A gold certificate in general is a certificate of ownership that gold owners hold instead of storing the actual gold. It has both a historic meaning as a U.S. paper currency (1863–1933) and a current meaning as a way to invest in gold.
Symbols of the United States Department of the Treasury include the Flag of the Treasury Department and the U.S. Treasury Seal. The seal actually predates the department itself, having originated with the Board of Treasury during the period of the Articles of Confederation. The seal is used on all U.S. paper currency, and on official Treasury documents.
The history of the United States dollar refers to more than 240 years since the Continental Congress of the United States authorized the issuance of Continental Currency in 1775. On April 2, 1792, the United States Congress created the United States dollar as the country's standard unit of money. The term dollar had already been in common usage since the colonial period when it referred to eight-real coin used by the Spanish throughout New Spain.
A Demand Note is a type of United States paper money that was issued between August 1861 and April 1862 during the American Civil War in denominations of 5, 10, and 20 US$. Demand Notes were the first issue of paper money by the United States that achieved wide circulation and they are still in circulation today, though they are now extremely rare. The U.S. government placed the Demand Notes into circulation by using them to pay expenses incurred during the Civil War including the salaries of its workers and military personnel.
The Series of 1928 was the first issue of small-size currency printed and released by the U.S. government. These notes, first released to the public on July 10, 1929, were the first standardized notes in terms of design and characteristics, featuring similar portraits and other facets. These notes were also the first to measure 6.14" by 2.61", quite a bit smaller than the large-sized predecessors of Series 1923 and earlier that measured 7.421 8" by 3.125"
This page is a glossary of notaphily.
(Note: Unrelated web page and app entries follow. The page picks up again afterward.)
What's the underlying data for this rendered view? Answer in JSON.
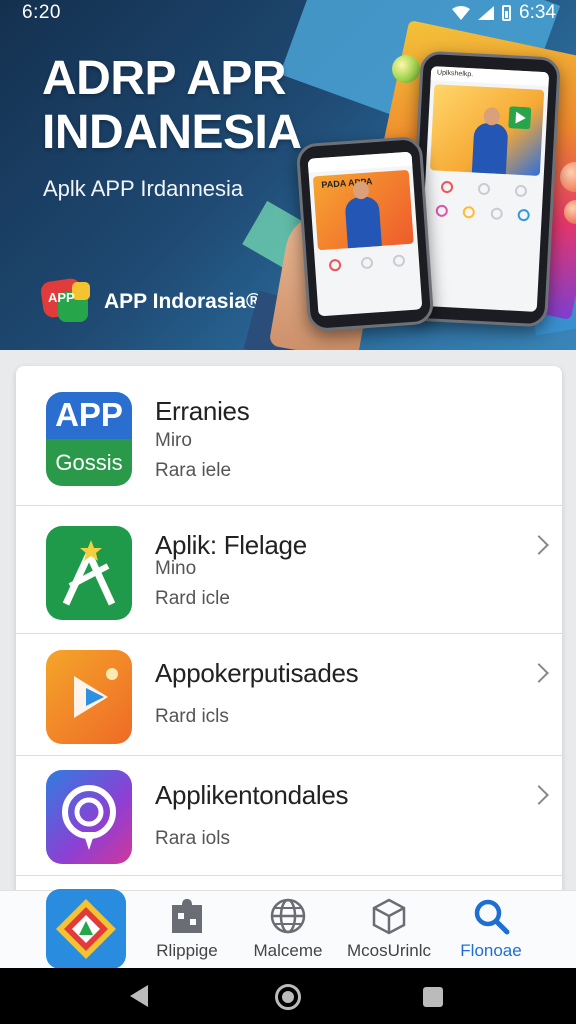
{
  "status_bar": {
    "time": "6:20",
    "right_time": "6:34"
  },
  "hero": {
    "title_line1": "ADRP APR",
    "title_line2": "INDANESIA",
    "subtitle": "Aplk APP Irdannesia",
    "brand_logo_text": "APP",
    "brand_name": "APP Indorasia®",
    "phone_bar_text": "Uplkshelkp.",
    "phone_card_text": "PADA APPA"
  },
  "apps": [
    {
      "icon_top": "APP",
      "icon_bottom": "Gossis",
      "title": "Erranies",
      "line1": "Miro",
      "line2": "Rara iele",
      "chevron": false
    },
    {
      "title": "Aplik: Flelage",
      "line1": "Mino",
      "line2": "Rard icle",
      "chevron": true
    },
    {
      "title": "Appokerputisades",
      "line1": "",
      "line2": "Rard icls",
      "chevron": true
    },
    {
      "title": "Applikentondales",
      "line1": "",
      "line2": "Rara iols",
      "chevron": true
    }
  ],
  "bottom_nav": [
    {
      "label": "Rlippige",
      "icon": "puzzle-icon"
    },
    {
      "label": "Malceme",
      "icon": "globe-icon"
    },
    {
      "label": "McosUrinlc",
      "icon": "box-icon"
    },
    {
      "label": "Flonoae",
      "icon": "search-icon",
      "active": true
    }
  ],
  "colors": {
    "accent": "#1e6fd4",
    "hero_bg": "#1f4a73"
  }
}
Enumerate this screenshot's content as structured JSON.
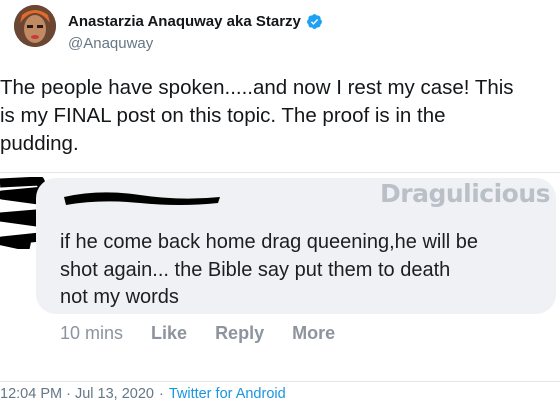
{
  "author": {
    "display_name": "Anastarzia Anaquway aka Starzy",
    "handle": "@Anaquway",
    "verified": true
  },
  "tweet": {
    "text": "The people have spoken.....and now I rest my case! This\nis my FINAL post on this topic. The proof is in the\npudding."
  },
  "embedded_comment": {
    "watermark": "Dragulicious",
    "text": "if he come back home drag queening,he will be\nshot again... the Bible say put them to death\nnot my words",
    "time": "10 mins",
    "actions": [
      "Like",
      "Reply",
      "More"
    ]
  },
  "meta": {
    "timestamp": "12:04 PM · Jul 13, 2020",
    "separator": "·",
    "source": "Twitter for Android"
  },
  "colors": {
    "verified_badge": "#1da1f2",
    "link": "#1b95e0",
    "bubble": "#eff1f4"
  }
}
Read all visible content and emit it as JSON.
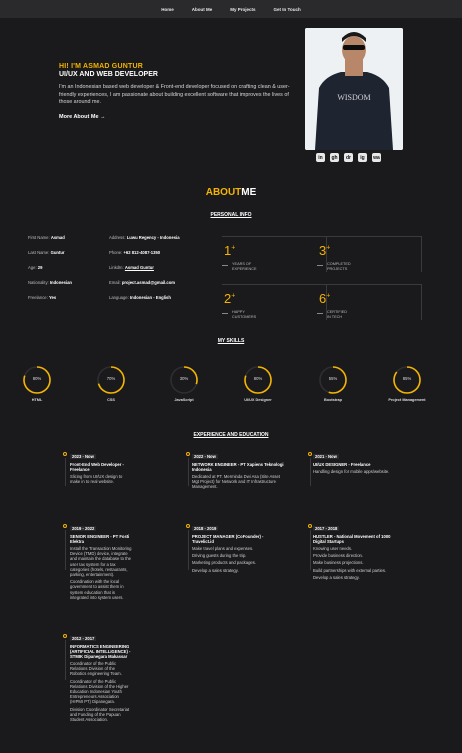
{
  "nav": {
    "items": [
      "Home",
      "About Me",
      "My Projects",
      "Get In Touch"
    ]
  },
  "hero": {
    "greeting": "HI! I'M ASMAD GUNTUR",
    "role": "UI/UX AND WEB DEVELOPER",
    "description": "I'm an Indonesian based web developer & Front-end developer focused on crafting clean & user-friendly experiences, I am passionate about building excellent software that improves the lives of those around me.",
    "more_label": "More About Me →",
    "shirt_text": "WISDOM",
    "socials": [
      "in",
      "gh",
      "dr",
      "ig",
      "wa"
    ]
  },
  "about": {
    "title_a": "ABOUT",
    "title_b": "ME",
    "personal_heading": "PERSONAL INFO",
    "left": [
      {
        "k": "First Name:",
        "v": "Asmad"
      },
      {
        "k": "Last Name:",
        "v": "Guntur"
      },
      {
        "k": "Age:",
        "v": "29"
      },
      {
        "k": "Nationality:",
        "v": "Indonesian"
      },
      {
        "k": "Freelance:",
        "v": "Yes"
      }
    ],
    "right": [
      {
        "k": "Address:",
        "v": "Luwu Regency - Indonesia"
      },
      {
        "k": "Phone:",
        "v": "+62 812-4087-1350"
      },
      {
        "k": "LinkdIn:",
        "v": "Asmad Guntur"
      },
      {
        "k": "Email:",
        "v": "project.asmad@gmail.com"
      },
      {
        "k": "Language:",
        "v": "Indonesian - English"
      }
    ],
    "stats": [
      {
        "num": "1",
        "label1": "YEARS OF",
        "label2": "EXPERIENCE"
      },
      {
        "num": "3",
        "label1": "COMPLETED",
        "label2": "PROJECTS"
      },
      {
        "num": "2",
        "label1": "HAPPY",
        "label2": "CUSTOMERS"
      },
      {
        "num": "6",
        "label1": "CERTIFIED",
        "label2": "IN TECH"
      }
    ]
  },
  "skills": {
    "heading": "MY SKILLS",
    "items": [
      {
        "name": "HTML",
        "pct": 80,
        "txt": "80%"
      },
      {
        "name": "CSS",
        "pct": 70,
        "txt": "70%"
      },
      {
        "name": "JavaScript",
        "pct": 30,
        "txt": "30%"
      },
      {
        "name": "UI/UX Designer",
        "pct": 80,
        "txt": "80%"
      },
      {
        "name": "Bootstrap",
        "pct": 55,
        "txt": "55%"
      },
      {
        "name": "Project Management",
        "pct": 85,
        "txt": "85%"
      }
    ],
    "accent": "#f4b400"
  },
  "experience": {
    "heading": "EXPERIENCE AND EDUCATION",
    "col1": [
      {
        "date": "2023 - Now",
        "title": "Front-End Web Developer - Freelance",
        "desc": [
          "Slicing from UI/UX design to make in to real website."
        ]
      },
      {
        "date": "2019 - 2022",
        "title": "SENIOR ENGINEER - PT Fosti Elektra",
        "desc": [
          "Install the Transaction Monitoring Device (TMD) device, integrate and maintain the database to the user tax system for a tax categories (hotels, restaurants, parking, entertainment).",
          "Coordination with the local government to assist them in system education that is integrated into system users."
        ]
      },
      {
        "date": "2012 - 2017",
        "title": "INFORMATICS ENGINEERING (ARTIFICIAL INTELLIGENCE) - STMIK Dipanegara Makassar",
        "desc": [
          "Coordinator of the Public Relations Division of the Robotics engineering Team.",
          "Coordinator of the Public Relations Division of the Higher Education Indonesian Youth Entrepreneurs Association (HIPMI PT) Dipanegara.",
          "Division Coordinator Secretariat and Funding of the Papuan Student Association."
        ]
      }
    ],
    "col2": [
      {
        "date": "2022 - Now",
        "title": "NETWORK ENGINEER - PT Xapiens Teknologi Indonesia",
        "desc": [
          "Dedicated at PT. Merminda Dwi Asa (Site Asset Mgt Project) for Network and IT Infrastructure Management."
        ]
      },
      {
        "date": "2018 - 2019",
        "title": "PROJECT MANAGER (CoFounder) - Travelict.id",
        "desc": [
          "Make travel plans and expenses.",
          "Driving guests during the trip.",
          "Marketing products and packages.",
          "Develop a sales strategy."
        ]
      }
    ],
    "col3": [
      {
        "date": "2021 - Now",
        "title": "UI/UX DESIGNER - Freelance",
        "desc": [
          "Handling design for mobile apps/website."
        ]
      },
      {
        "date": "2017 - 2018",
        "title": "HUSTLER - National Movement of 1000 Digital Startups",
        "desc": [
          "Knowing user needs.",
          "Provide business direction.",
          "Make business projections.",
          "Build partnerships with external parties.",
          "Develop a sales strategy."
        ]
      }
    ]
  }
}
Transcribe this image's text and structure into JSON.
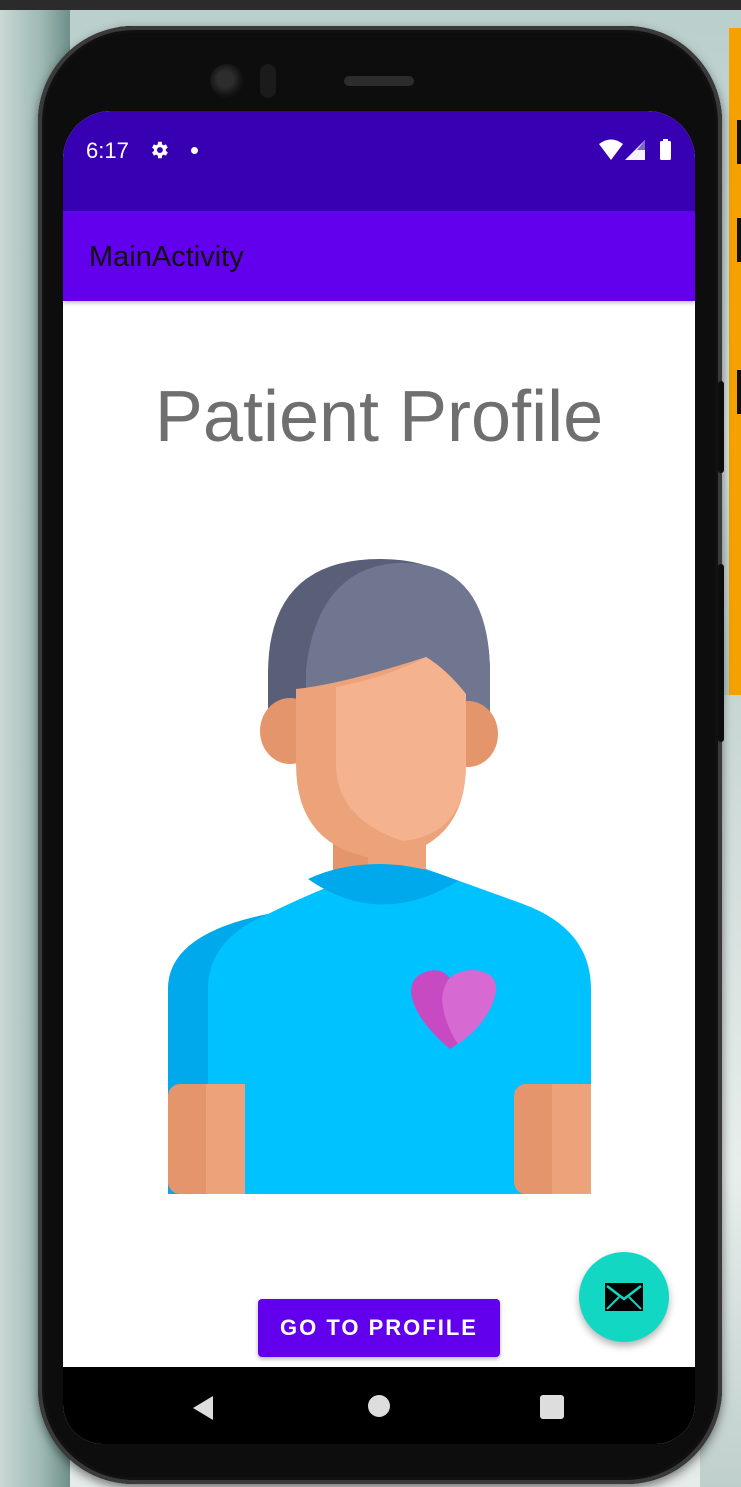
{
  "status_bar": {
    "time": "6:17",
    "icons": [
      "gear-icon",
      "notification-dot-icon",
      "wifi-icon",
      "signal-icon",
      "battery-icon"
    ]
  },
  "app_bar": {
    "title": "MainActivity"
  },
  "main": {
    "heading": "Patient Profile",
    "avatar_icon": "patient-avatar-icon",
    "button_label": "GO TO PROFILE"
  },
  "fab": {
    "icon": "mail-icon"
  },
  "nav_bar": {
    "icons": [
      "back-icon",
      "home-icon",
      "recents-icon"
    ]
  },
  "colors": {
    "status_bar": "#3700b3",
    "app_bar": "#6200ee",
    "button": "#6200ee",
    "fab": "#12d7c3",
    "heading_text": "#6f6f6f",
    "shirt": "#00c2ff",
    "heart": "#c74ac2"
  }
}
Notaphily is the study of paper money or banknotes.
The United States dollar is the official currency of the United States and its territories per the Coinage Act of 1792. One dollar is divided into 100 cents, or into 1000 mills for accounting and taxation purposes. The Coinage Act of 1792 created a decimal currency by creating the dime, nickel, and penny coins, as well as the dollar, half dollar, and quarter dollar coins, all of which are still minted in 2020.
A Hawaii overprint note is one of a series of banknotes issued during World War II as an emergency issue after the attack on Pearl Harbor. The intent of the overprints was to easily distinguish US currency captured by Japanese forces in the event of an invasion of Hawaii and render the bills worthless.
Multiple types of banknotes of the United States dollar have been issued, including Federal Reserve Notes, Silver Certificates, Gold certificates and United States Notes.
The United States two-dollar bill ($2) is a current denomination of United States currency. A portrait of Thomas Jefferson, the third President of the United States (1801–09), is featured on the obverse of the note. The reverse features an engraving of the painting Declaration of Independence by John Trumbull.
This article includes a list of general references, but it remains largely unverified because it lacks sufficient corresponding inline citations . (July 2008) (Learn how and when to remove this template message)
American Security Bank likes to boast in its commercials that it's "Right on the money"—"the money" in this case being a $10 bill. If you look on the back of one you'll see the Treasury Building and to its right the tiny American Security bank building.